Task description:
Find the lines below in which the string "Scroll" occurs. Copy each one.

Extracted records:
======

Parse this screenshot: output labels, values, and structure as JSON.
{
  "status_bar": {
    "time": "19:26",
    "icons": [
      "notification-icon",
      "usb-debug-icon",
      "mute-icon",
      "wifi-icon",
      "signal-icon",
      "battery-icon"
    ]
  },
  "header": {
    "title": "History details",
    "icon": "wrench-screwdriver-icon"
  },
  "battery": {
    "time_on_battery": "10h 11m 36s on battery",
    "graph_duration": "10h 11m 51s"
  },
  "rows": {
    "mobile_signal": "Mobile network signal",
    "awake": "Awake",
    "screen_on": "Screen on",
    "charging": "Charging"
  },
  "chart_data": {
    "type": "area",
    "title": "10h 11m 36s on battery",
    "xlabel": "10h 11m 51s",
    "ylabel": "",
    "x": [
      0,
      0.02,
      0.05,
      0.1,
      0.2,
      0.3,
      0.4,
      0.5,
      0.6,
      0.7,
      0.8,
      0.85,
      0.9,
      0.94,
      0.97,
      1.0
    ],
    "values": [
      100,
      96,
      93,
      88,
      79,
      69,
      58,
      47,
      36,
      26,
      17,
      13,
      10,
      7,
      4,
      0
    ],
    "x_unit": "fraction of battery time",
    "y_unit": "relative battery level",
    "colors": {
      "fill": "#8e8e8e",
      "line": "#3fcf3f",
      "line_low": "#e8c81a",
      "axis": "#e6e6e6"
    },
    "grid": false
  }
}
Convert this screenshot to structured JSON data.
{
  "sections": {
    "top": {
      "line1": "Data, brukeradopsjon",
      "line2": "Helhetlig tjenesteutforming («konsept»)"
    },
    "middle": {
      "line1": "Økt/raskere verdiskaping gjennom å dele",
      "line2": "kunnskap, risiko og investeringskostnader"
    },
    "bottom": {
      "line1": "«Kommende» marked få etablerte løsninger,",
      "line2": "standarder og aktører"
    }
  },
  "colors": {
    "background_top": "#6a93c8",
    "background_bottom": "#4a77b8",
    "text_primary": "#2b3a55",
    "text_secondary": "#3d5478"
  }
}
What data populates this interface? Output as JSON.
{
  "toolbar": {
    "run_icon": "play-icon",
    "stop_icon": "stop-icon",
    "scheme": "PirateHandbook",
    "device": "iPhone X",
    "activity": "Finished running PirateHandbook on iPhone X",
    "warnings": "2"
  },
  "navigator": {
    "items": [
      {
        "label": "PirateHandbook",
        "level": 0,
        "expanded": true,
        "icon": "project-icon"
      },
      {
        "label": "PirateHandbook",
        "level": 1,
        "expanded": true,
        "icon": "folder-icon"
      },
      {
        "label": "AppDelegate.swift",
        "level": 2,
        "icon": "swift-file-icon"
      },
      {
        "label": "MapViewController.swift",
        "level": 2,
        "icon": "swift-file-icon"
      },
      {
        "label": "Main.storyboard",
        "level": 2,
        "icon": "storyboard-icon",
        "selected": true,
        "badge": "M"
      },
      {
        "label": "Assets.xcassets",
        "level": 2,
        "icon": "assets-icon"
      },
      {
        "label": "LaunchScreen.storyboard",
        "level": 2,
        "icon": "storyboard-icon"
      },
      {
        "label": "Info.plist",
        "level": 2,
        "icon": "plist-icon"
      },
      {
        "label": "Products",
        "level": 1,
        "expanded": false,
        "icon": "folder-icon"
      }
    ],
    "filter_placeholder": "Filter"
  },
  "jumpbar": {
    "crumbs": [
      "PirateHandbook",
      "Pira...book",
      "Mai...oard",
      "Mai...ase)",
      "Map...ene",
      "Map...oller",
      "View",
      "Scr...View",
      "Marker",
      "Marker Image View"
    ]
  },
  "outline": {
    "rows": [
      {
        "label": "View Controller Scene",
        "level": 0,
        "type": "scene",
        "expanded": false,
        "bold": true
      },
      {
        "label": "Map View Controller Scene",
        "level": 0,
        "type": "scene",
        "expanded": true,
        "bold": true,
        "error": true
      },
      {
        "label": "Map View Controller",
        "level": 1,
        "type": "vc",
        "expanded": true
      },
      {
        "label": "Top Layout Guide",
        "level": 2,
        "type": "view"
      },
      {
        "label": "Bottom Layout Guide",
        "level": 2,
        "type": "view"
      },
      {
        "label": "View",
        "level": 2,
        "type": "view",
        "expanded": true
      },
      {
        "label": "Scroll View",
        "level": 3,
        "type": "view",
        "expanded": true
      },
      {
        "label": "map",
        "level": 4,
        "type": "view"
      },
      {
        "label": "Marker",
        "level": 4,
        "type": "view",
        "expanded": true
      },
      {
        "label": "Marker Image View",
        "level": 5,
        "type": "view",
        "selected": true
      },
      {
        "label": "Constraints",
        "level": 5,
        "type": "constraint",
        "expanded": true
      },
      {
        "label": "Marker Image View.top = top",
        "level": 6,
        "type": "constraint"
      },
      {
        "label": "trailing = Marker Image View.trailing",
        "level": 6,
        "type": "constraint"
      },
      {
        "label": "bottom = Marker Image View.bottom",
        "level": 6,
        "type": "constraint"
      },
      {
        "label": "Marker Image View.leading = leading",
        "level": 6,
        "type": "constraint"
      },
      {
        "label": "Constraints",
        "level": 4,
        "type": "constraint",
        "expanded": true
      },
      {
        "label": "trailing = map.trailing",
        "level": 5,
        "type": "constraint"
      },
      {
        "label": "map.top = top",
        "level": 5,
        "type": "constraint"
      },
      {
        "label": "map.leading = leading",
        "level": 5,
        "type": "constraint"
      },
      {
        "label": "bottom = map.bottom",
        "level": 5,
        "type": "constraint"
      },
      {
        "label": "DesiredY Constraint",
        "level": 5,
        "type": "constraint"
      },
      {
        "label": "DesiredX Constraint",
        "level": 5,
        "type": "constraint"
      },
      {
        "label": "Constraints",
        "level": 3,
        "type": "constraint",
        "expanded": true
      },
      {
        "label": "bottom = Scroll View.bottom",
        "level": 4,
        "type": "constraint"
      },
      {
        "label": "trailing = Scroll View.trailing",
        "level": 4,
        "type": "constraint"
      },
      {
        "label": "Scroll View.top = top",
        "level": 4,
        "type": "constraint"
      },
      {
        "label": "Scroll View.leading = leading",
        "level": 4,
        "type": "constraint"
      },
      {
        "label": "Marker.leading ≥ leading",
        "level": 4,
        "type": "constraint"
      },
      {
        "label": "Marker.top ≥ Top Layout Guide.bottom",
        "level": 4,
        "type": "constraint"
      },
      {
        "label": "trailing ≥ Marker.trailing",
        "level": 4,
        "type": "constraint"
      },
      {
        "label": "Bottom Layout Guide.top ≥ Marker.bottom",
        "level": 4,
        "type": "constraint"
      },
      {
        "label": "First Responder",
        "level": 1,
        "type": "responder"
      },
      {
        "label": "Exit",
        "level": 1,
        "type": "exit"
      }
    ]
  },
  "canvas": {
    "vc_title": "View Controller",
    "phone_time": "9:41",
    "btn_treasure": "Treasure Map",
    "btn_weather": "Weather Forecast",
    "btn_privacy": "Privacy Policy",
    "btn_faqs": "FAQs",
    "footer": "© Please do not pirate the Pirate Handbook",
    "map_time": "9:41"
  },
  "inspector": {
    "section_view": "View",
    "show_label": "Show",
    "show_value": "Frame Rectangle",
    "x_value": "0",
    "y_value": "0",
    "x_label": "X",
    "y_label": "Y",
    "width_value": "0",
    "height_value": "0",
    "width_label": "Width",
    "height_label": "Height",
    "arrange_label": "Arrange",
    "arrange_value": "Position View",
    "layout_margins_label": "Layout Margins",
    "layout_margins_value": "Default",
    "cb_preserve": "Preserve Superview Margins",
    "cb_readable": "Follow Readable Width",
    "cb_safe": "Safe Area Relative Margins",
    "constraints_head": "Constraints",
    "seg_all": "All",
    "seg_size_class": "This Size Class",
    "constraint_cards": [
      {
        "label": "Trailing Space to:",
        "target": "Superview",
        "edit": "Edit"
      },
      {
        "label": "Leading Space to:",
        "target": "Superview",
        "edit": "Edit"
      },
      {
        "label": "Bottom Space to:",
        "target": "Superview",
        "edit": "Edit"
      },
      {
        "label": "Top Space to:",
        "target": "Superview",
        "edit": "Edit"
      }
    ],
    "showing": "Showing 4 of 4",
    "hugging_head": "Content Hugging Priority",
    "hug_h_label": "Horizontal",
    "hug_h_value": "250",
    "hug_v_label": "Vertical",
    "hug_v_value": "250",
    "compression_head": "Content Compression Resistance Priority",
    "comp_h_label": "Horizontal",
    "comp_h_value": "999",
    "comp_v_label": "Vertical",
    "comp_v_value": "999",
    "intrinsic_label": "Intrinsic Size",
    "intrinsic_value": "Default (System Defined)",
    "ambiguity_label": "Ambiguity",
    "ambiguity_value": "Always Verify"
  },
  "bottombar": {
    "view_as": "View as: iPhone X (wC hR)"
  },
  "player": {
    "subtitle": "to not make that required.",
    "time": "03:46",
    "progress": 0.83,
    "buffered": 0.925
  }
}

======

Answer section:
        "label": "Scroll View",
        "label": "bottom = Scroll View.bottom",
        "label": "trailing = Scroll View.trailing",
        "label": "Scroll View.top = top",
        "label": "Scroll View.leading = leading",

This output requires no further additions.